"It's well documented that when he goes over 100 yards, they win," Fewell said. "It's going to be vitally important that we control him, that we have to come up with a body part on that guy. He's a big strong guy. When I say big, strong guy, he's like Maurice Jones-Drew in that he's very powerful. We've got to do a great job of wrap tackling."
The Falcons don't have to worry about the Giants' running game as much. New York finished last in the league in rushing, averaging less than 90 yards. That's forced Manning and the passing game to step up and he's had a spectacular season.
Manning threw for 4,933 yards, with Cruz catching 82 passes for a team-record 1,536 yards and nine touchdowns. The Giants set a team record, averaging 295.5 yards passing and they led the NFL with 18 completions of 40 or more yards this season.
"We always have that capability -- to hit the big play," Manning said. "Now it's just being consistent, making those third downs, those third and shorts, intermediate plays that become big, keep drives going."
Cruz is fast but most of his big plays have come when he makes a defender miss a tackle and he gets into the open field. His 99-yard touchdown against the Jets came after he split two defenders after a 10-yard catch. His 74-yarder against Dallas last weekend was on a short square out where one player missed the tackle, and he outraced two defenders down the sideline.
"I think anytime I get a chance to get the ball, I want to make the big play," said Cruz, who was signed as a free agent in 2010. `Whether it be a deep route or an intermediate route, I am just trying to do the most I can with that catch or route."

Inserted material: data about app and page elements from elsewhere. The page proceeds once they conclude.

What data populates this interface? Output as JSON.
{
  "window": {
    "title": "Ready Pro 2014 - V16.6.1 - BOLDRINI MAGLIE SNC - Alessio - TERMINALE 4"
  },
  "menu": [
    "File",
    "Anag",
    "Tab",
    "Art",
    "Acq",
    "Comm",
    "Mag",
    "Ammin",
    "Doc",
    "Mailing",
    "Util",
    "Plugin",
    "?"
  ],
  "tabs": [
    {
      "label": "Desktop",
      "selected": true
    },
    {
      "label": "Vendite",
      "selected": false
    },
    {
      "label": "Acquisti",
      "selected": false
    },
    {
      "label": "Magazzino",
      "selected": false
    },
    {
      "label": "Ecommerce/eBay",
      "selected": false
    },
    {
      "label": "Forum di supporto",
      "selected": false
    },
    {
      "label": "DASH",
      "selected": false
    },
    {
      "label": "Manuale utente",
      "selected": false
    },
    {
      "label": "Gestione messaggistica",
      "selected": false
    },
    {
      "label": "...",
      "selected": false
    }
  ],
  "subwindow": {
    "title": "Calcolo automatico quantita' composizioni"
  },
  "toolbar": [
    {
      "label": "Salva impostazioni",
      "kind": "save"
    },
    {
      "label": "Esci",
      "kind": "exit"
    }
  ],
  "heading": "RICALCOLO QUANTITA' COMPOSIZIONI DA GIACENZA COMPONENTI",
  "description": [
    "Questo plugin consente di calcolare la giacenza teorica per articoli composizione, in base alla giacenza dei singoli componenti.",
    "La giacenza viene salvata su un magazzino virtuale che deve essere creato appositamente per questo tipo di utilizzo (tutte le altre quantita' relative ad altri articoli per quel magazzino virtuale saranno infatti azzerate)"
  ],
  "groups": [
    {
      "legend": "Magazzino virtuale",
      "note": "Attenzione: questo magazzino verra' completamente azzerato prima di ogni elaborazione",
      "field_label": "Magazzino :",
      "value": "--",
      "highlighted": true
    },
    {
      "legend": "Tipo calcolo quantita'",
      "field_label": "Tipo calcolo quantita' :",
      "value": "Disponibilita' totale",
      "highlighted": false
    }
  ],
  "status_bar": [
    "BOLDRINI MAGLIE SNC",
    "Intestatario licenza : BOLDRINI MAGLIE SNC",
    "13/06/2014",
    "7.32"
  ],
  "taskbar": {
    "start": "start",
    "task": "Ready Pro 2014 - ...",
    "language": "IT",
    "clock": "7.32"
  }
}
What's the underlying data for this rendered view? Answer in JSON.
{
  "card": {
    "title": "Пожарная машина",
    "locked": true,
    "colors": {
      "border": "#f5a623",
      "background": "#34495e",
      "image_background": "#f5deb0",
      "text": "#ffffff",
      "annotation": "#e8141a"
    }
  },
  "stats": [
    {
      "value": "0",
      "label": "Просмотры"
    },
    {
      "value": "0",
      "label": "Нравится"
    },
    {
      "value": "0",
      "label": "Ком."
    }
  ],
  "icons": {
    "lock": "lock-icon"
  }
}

The Giants have as much depth at receiver at Atlanta. Hakeem Nicks also had a 1,000-yard season, catching 76 passes for 1,192 yards and seven touchdowns. There is also the forgotten man, Mario Manningham. He has been bothered by a knee injury in the final month, but finished with 39 catches for 523 yards, a 13.4 yard average. Tight end Jake Ballard (38 catches for a 15.9 yard average) returned to practice this week after missing two games with a knee injury and expects to play.
"I believe in our receiving corps and high-flying offense right now," said Nicks, who expects a breakout game from Manningham. "With Eli in charge, we can get the job done. Eli has been doing a great job of leading us so far this season, so our confidence is in him and we know we can get the job done. "
Falcons safety William Moore said it's going to be hard to confuse Manning.
"It's the playoffs. We're going to have to (force turnovers)," Moore said. "Turnovers are going to be key this weekend. I'm really comfortable with our game plan this week and what we've got going on. We know what to expect against a great offense like that."